Reproduce the data below word for word.
══ RECORDS FOR PROCESSING ══
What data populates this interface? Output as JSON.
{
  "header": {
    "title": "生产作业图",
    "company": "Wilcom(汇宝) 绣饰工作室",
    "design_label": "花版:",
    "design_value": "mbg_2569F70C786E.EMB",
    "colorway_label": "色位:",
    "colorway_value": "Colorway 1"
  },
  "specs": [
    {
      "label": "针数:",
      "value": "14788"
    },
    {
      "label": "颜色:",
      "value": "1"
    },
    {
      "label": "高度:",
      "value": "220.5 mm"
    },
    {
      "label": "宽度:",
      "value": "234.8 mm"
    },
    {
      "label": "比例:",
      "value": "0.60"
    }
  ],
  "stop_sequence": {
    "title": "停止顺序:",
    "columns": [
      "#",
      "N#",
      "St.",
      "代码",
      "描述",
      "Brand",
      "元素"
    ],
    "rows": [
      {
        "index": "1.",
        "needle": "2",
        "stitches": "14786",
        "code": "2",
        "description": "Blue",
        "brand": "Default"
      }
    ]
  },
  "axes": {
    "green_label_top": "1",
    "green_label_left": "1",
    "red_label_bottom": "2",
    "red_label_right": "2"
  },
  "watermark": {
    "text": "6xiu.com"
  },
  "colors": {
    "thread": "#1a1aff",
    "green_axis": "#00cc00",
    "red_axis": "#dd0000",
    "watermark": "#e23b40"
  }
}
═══
**SOLUTION TO THE PROBLEM**:
What data populates this interface? Output as JSON.
{
  "header": {
    "title": "生产作业图",
    "company": "Wilcom(汇宝) 绣饰工作室",
    "design_label": "花版:",
    "design_value": "mbg_2569F70C786E.EMB",
    "colorway_label": "色位:",
    "colorway_value": "Colorway 1"
  },
  "specs": [
    {
      "label": "针数:",
      "value": "14788"
    },
    {
      "label": "颜色:",
      "value": "1"
    },
    {
      "label": "高度:",
      "value": "220.5 mm"
    },
    {
      "label": "宽度:",
      "value": "234.8 mm"
    },
    {
      "label": "比例:",
      "value": "0.60"
    }
  ],
  "stop_sequence": {
    "title": "停止顺序:",
    "columns": [
      "#",
      "N#",
      "St.",
      "代码",
      "描述",
      "Brand",
      "元素"
    ],
    "rows": [
      {
        "index": "1.",
        "needle": "2",
        "stitches": "14786",
        "code": "2",
        "description": "Blue",
        "brand": "Default"
      }
    ]
  },
  "axes": {
    "green_label_top": "1",
    "green_label_left": "1",
    "red_label_bottom": "2",
    "red_label_right": "2"
  },
  "watermark": {
    "text": "6xiu.com"
  },
  "colors": {
    "thread": "#1a1aff",
    "green_axis": "#00cc00",
    "red_axis": "#dd0000",
    "watermark": "#e23b40"
  }
}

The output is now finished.